The Sixth Circuit emphasized that employers “must draw reasonable inferences from what an employee says, bearing in mind the statements’ context.” There was enough context here for a reasonable manager to know that an accommodation request had been made, that is, “a request for a reduced work schedule.”

Ms. Yanek had recently undergone breast cancer surgery and had been absent for four months. She stated that she was struggling, needed more time and a chance to adjust, and linked these issues to her physical condition. Accordingly, said the appellate court, the evidence was not so one-sided that no jury could find in favor of Ms. Yanek.
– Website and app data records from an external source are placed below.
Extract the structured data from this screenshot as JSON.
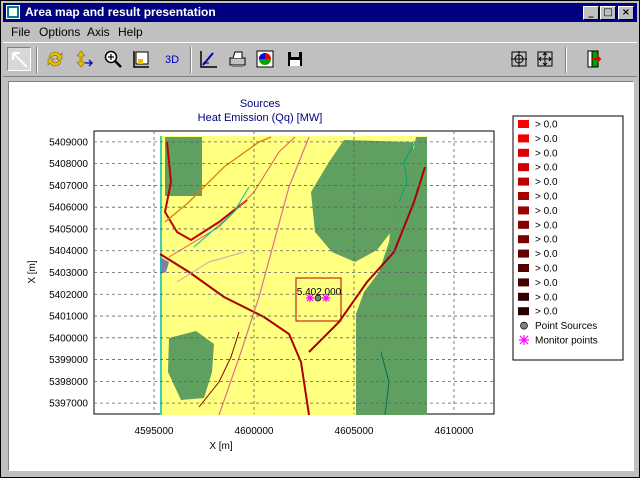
{
  "window": {
    "title": "Area map and result presentation",
    "min": "_",
    "max": "□",
    "close": "×"
  },
  "menu": [
    {
      "label": "File"
    },
    {
      "label": "Options"
    },
    {
      "label": "Axis"
    },
    {
      "label": "Help"
    }
  ],
  "toolbar": {
    "zoom_3d_label": "3D"
  },
  "chart_data": {
    "type": "map",
    "title": "Sources",
    "subtitle": "Heat Emission (Qq) [MW]",
    "xlabel": "X [m]",
    "ylabel": "X [m]",
    "xlim": [
      4592000,
      4612000
    ],
    "ylim": [
      5396500,
      5409500
    ],
    "xticks": [
      "4595000",
      "4600000",
      "4605000",
      "4610000"
    ],
    "yticks": [
      "5409000",
      "5408000",
      "5407000",
      "5406000",
      "5405000",
      "5404000",
      "5403000",
      "5402000",
      "5401000",
      "5400000",
      "5399000",
      "5398000",
      "5397000"
    ],
    "grid": true,
    "annotation": "5.402.000",
    "legend": {
      "placement": "right",
      "items": [
        {
          "label": "> 0.0",
          "color": "#ff0000"
        },
        {
          "label": "> 0.0",
          "color": "#ee0000"
        },
        {
          "label": "> 0.0",
          "color": "#dd0000"
        },
        {
          "label": "> 0.0",
          "color": "#cc0000"
        },
        {
          "label": "> 0.0",
          "color": "#bb0000"
        },
        {
          "label": "> 0.0",
          "color": "#aa0000"
        },
        {
          "label": "> 0.0",
          "color": "#990000"
        },
        {
          "label": "> 0.0",
          "color": "#880000"
        },
        {
          "label": "> 0.0",
          "color": "#770000"
        },
        {
          "label": "> 0.0",
          "color": "#660000"
        },
        {
          "label": "> 0.0",
          "color": "#550000"
        },
        {
          "label": "> 0.0",
          "color": "#440000"
        },
        {
          "label": "> 0.0",
          "color": "#330000"
        },
        {
          "label": "> 0.0",
          "color": "#220000"
        },
        {
          "label": "Point Sources",
          "color": "#808080"
        },
        {
          "label": "Monitor points",
          "color": "#ff00ff"
        }
      ]
    }
  }
}
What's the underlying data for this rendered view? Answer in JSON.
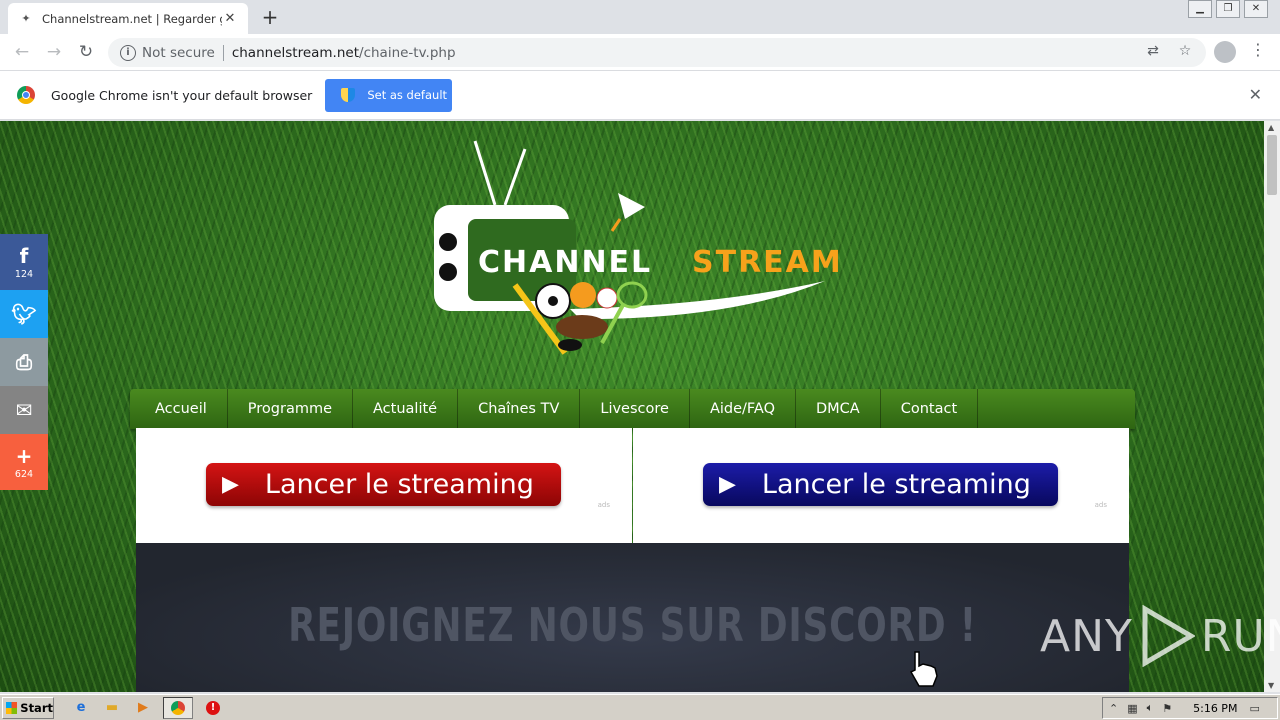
{
  "browser": {
    "tab_title": "Channelstream.net | Regarder gratuit",
    "new_tab_label": "+",
    "url_security": "Not secure",
    "url_host": "channelstream.net",
    "url_path": "/chaine-tv.php",
    "infobar_message": "Google Chrome isn't your default browser",
    "infobar_button": "Set as default"
  },
  "site": {
    "logo_part1": "CHANNEL",
    "logo_part2": "STREAM",
    "nav": [
      "Accueil",
      "Programme",
      "Actualité",
      "Chaînes TV",
      "Livescore",
      "Aide/FAQ",
      "DMCA",
      "Contact"
    ],
    "stream_button_left": "Lancer le streaming",
    "stream_button_right": "Lancer le streaming",
    "ads_label": "ads",
    "discord_banner": "REJOIGNEZ NOUS SUR DISCORD !",
    "social": {
      "facebook_count": "124",
      "more_count": "624"
    }
  },
  "watermark": {
    "left": "ANY",
    "right": "RUN"
  },
  "taskbar": {
    "start_label": "Start",
    "clock": "5:16 PM"
  },
  "colors": {
    "accent_blue": "#4285f4",
    "nav_green": "#3a7a18",
    "logo_orange": "#f7a21b",
    "stream_red": "#b30d0d",
    "stream_blue": "#12128a"
  }
}
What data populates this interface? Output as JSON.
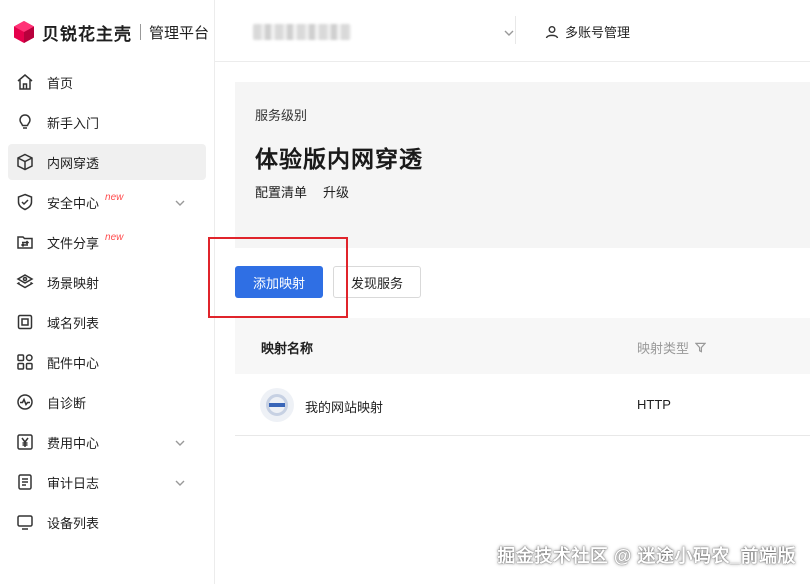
{
  "brand": {
    "name": "贝锐花主壳",
    "sub": "管理平台",
    "accent": "#e6004c"
  },
  "header": {
    "multi_account": "多账号管理",
    "multi_account_icon": "user-icon",
    "account_select_chevron": "chevron-down-icon"
  },
  "sidebar": {
    "items": [
      {
        "label": "首页",
        "icon": "home-icon",
        "active": false,
        "badge": "",
        "has_chevron": false
      },
      {
        "label": "新手入门",
        "icon": "lightbulb-icon",
        "active": false,
        "badge": "",
        "has_chevron": false
      },
      {
        "label": "内网穿透",
        "icon": "cube-icon",
        "active": true,
        "badge": "",
        "has_chevron": false
      },
      {
        "label": "安全中心",
        "icon": "shield-icon",
        "active": false,
        "badge": "new",
        "has_chevron": true
      },
      {
        "label": "文件分享",
        "icon": "folder-share-icon",
        "active": false,
        "badge": "new",
        "has_chevron": false
      },
      {
        "label": "场景映射",
        "icon": "layers-icon",
        "active": false,
        "badge": "",
        "has_chevron": false
      },
      {
        "label": "域名列表",
        "icon": "domain-icon",
        "active": false,
        "badge": "",
        "has_chevron": false
      },
      {
        "label": "配件中心",
        "icon": "grid-icon",
        "active": false,
        "badge": "",
        "has_chevron": false
      },
      {
        "label": "自诊断",
        "icon": "diagnosis-icon",
        "active": false,
        "badge": "",
        "has_chevron": false
      },
      {
        "label": "费用中心",
        "icon": "yen-icon",
        "active": false,
        "badge": "",
        "has_chevron": true
      },
      {
        "label": "审计日志",
        "icon": "log-icon",
        "active": false,
        "badge": "",
        "has_chevron": true
      },
      {
        "label": "设备列表",
        "icon": "monitor-icon",
        "active": false,
        "badge": "",
        "has_chevron": false
      }
    ]
  },
  "service": {
    "level_label": "服务级别",
    "title": "体验版内网穿透",
    "links": [
      "配置清单",
      "升级"
    ]
  },
  "actions": {
    "add_mapping": "添加映射",
    "discover_service": "发现服务",
    "primary_color": "#2f6fe4",
    "highlight_color": "#e0242b"
  },
  "table": {
    "headers": {
      "name": "映射名称",
      "type": "映射类型"
    },
    "rows": [
      {
        "name": "我的网站映射",
        "type": "HTTP",
        "icon": "browser-icon"
      }
    ]
  },
  "watermark": "掘金技术社区 @ 迷途小码农_前端版"
}
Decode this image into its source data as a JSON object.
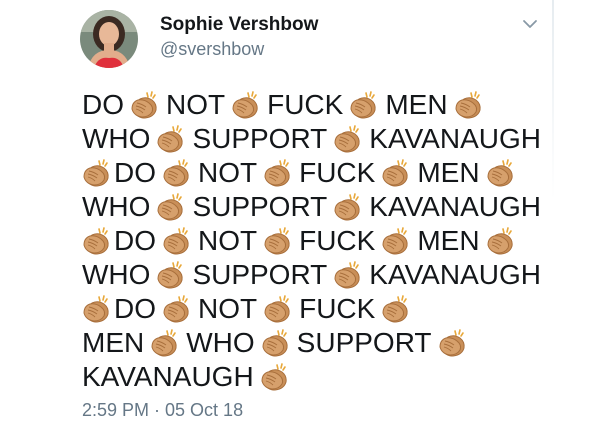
{
  "tweet": {
    "author": {
      "display_name": "Sophie Vershbow",
      "handle": "@svershbow"
    },
    "lines": [
      {
        "lead_clap": false,
        "words": [
          "DO",
          "NOT",
          "FUCK",
          "MEN"
        ],
        "trailing_clap": true
      },
      {
        "lead_clap": false,
        "words": [
          "WHO",
          "SUPPORT",
          "KAVANAUGH"
        ],
        "trailing_clap": false
      },
      {
        "lead_clap": true,
        "words": [
          "DO",
          "NOT",
          "FUCK",
          "MEN"
        ],
        "trailing_clap": true
      },
      {
        "lead_clap": false,
        "words": [
          "WHO",
          "SUPPORT",
          "KAVANAUGH"
        ],
        "trailing_clap": false
      },
      {
        "lead_clap": true,
        "words": [
          "DO",
          "NOT",
          "FUCK",
          "MEN"
        ],
        "trailing_clap": true
      },
      {
        "lead_clap": false,
        "words": [
          "WHO",
          "SUPPORT",
          "KAVANAUGH"
        ],
        "trailing_clap": false
      },
      {
        "lead_clap": true,
        "words": [
          "DO",
          "NOT",
          "FUCK"
        ],
        "trailing_clap": true
      },
      {
        "lead_clap": false,
        "words": [
          "MEN",
          "WHO",
          "SUPPORT"
        ],
        "trailing_clap": true
      },
      {
        "lead_clap": false,
        "words": [
          "KAVANAUGH"
        ],
        "trailing_clap": true
      }
    ],
    "timestamp": "2:59 PM · 05 Oct 18"
  },
  "icons": {
    "separator": "clapping-hands-icon",
    "menu": "chevron-down-icon"
  },
  "colors": {
    "text": "#14171a",
    "secondary": "#657786",
    "clap_skin": "#d6a06c",
    "clap_outline": "#a86f3c"
  }
}
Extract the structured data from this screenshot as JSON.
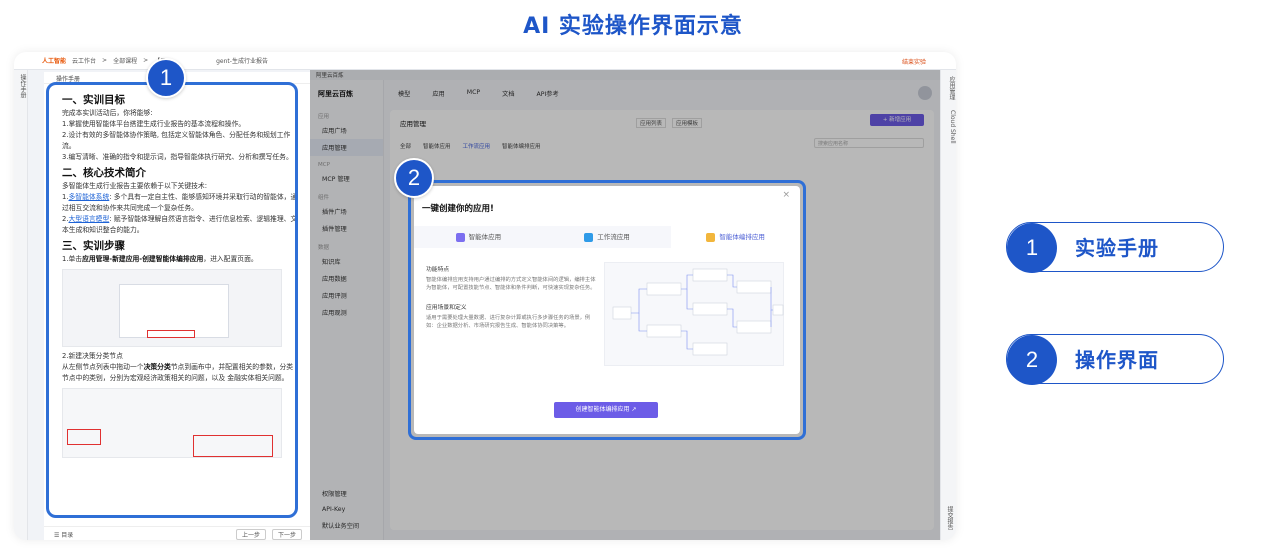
{
  "title": "AI 实验操作界面示意",
  "topbar": {
    "logo": "人工智能",
    "crumbs": [
      "云工作台",
      ">",
      "全部课程",
      ">",
      "【云",
      "gent-生成行业报告"
    ],
    "exit": "结束实验"
  },
  "rails": {
    "left": "操作手册",
    "right_items": [
      "应用管理",
      "Cloud Shell"
    ],
    "right_bottom": "提交报告"
  },
  "manual": {
    "header": "操作手册",
    "sections": [
      {
        "heading": "一、实训目标",
        "lines": [
          "完成本实训活动后，你将能够:",
          "1.掌握使用智能体平台搭建生成行业报告的基本流程和操作。",
          "2.设计有效的多智能体协作策略, 包括定义智能体角色、分配任务和规划工作流。",
          "3.编写清晰、准确的指令和提示词，指导智能体执行研究、分析和撰写任务。"
        ]
      },
      {
        "heading": "二、核心技术简介",
        "lines": [
          "多智能体生成行业报告主要依赖于以下关键技术:"
        ],
        "link1": "多智能体系统",
        "text1": ": 多个具有一定自主性、能够感知环境并采取行动的智能体，通过相互交流和协作来共同完成一个复杂任务。",
        "link2": "大型语言模型",
        "text2": ": 赋予智能体理解自然语言指令、进行信息检索、逻辑推理、文本生成和知识整合的能力。"
      },
      {
        "heading": "三、实训步骤",
        "step1_pre": "1.单击",
        "step1_bold": "应用管理-新建应用-创建智能体编排应用",
        "step1_post": "，进入配置页面。",
        "step2_title": "2.新建决策分类节点",
        "step2_pre": "从左侧节点列表中拖动一个",
        "step2_bold": "决策分类",
        "step2_post": "节点到画布中，并配置相关的参数，分类节点中的类别，分别为宏观经济政策相关的问题，以及 金融实体相关问题。"
      }
    ],
    "footer": {
      "toc": "☰ 目录",
      "prev": "上一步",
      "next": "下一步"
    }
  },
  "app": {
    "tab": "阿里云百炼",
    "brand": "阿里云百炼",
    "side_groups": [
      {
        "group": "应用",
        "items": [
          "应用广场",
          "应用管理"
        ]
      },
      {
        "group": "MCP",
        "items": [
          "MCP 管理"
        ]
      },
      {
        "group": "组件",
        "items": [
          "插件广场",
          "插件管理"
        ]
      },
      {
        "group": "数据",
        "items": [
          "知识库",
          "应用数据",
          "应用评测",
          "应用观测"
        ]
      }
    ],
    "side_footer": [
      "权限管理",
      "API-Key",
      "默认业务空间"
    ],
    "top_nav": [
      "模型",
      "应用",
      "MCP",
      "文档",
      "API参考"
    ],
    "page_title": "应用管理",
    "mini_buttons": [
      "应用列表",
      "应用模板"
    ],
    "add_button": "+ 新增应用",
    "sub_tabs": [
      "全部",
      "智能体应用",
      "工作流应用",
      "智能体编排应用"
    ],
    "search_placeholder": "搜索应用名称"
  },
  "dialog": {
    "title": "一键创建你的应用!",
    "tabs": [
      "智能体应用",
      "工作流应用",
      "智能体编排应用"
    ],
    "feature_heading": "功能特点",
    "feature_text": "智能体编排应用支持用户通过编排的方式定义智能体间的逻辑，编排主体为智能体，可配置技能节点、智能体和条件判断，可快速实现复杂任务。",
    "scene_heading": "应用场景和定义",
    "scene_text": "适用于需要处理大量数据、进行复杂计算或执行多步骤任务的场景，例如：企业数据分析、市场研究报告生成、智能体协同决策等。",
    "cta": "创建智能体编排应用 ↗"
  },
  "badges": [
    "1",
    "2"
  ],
  "legend": [
    {
      "num": "1",
      "label": "实验手册"
    },
    {
      "num": "2",
      "label": "操作界面"
    }
  ]
}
The Sixth Circuit turned down Kroger’s argument that Ms. Yanek had been released without restrictions. Once again indicating the need to look at the context, the court noted that Kroger’s assumption that Ms. Yanek was fully fit for work was appropriate until she “explained that she was still struggling physically,” that is, she had “lingering issues from her disability.” These comments essentially triggered Kroger’s right and duty to ask for corroborating medical information. Kroger did not.

The Sixth Circuit further held that a request for a reduced work schedule appeared reasonable in this context. Her problem was fatigue, and less work for a period could combat this issue. As the court put it, a “reduced work schedule would provide Yanick more time to recuperate and get reacclimated to her job’s physical demands.”

Because the store manager (and the HR rep in the room, by the way) did not recognize or understand that Ms. Yanek was requesting an accommodation, the company failed in its obligation to consider whether less work for a reasonable period (before further discipline or a forced demotion) would be a reasonable accommodation.

Companies can learn from Kroger’s misstep. The case clearly demonstrates the need for training managers and supervisors on best practices for action when employees mention medical issues, religious beliefs or practices, or pregnancy limitations, particularly during performance evaluations or disciplinary actions.

Early recognition by management that an employee has asked for accommodations means the employer can start or continue the necessary interactive process, rather than shutting down and denying the possibility of accommodation. You don’t want to be in the position of Kroger and the store manager learning years after the fact that a jury will decide whether you unlawfully denied an accommodations request.

About Our Author

Scott Hetrick is the Adams and Reese Labor and Employment Practice Team Leader, and is a Partner practicing in the Mobile office. Hetrick is a management rights advocate who represents employers on federal and state labor and employment law compliance and dispute resolution. He speaks frequently on employment law and human resource management issues at seminars for personnel managers and business owners and has published numerous articles on employment law. Hetrick has been recognized in Best Lawyers® in Employment Law since 2010, including named “Lawyer of the Year” in Mobile.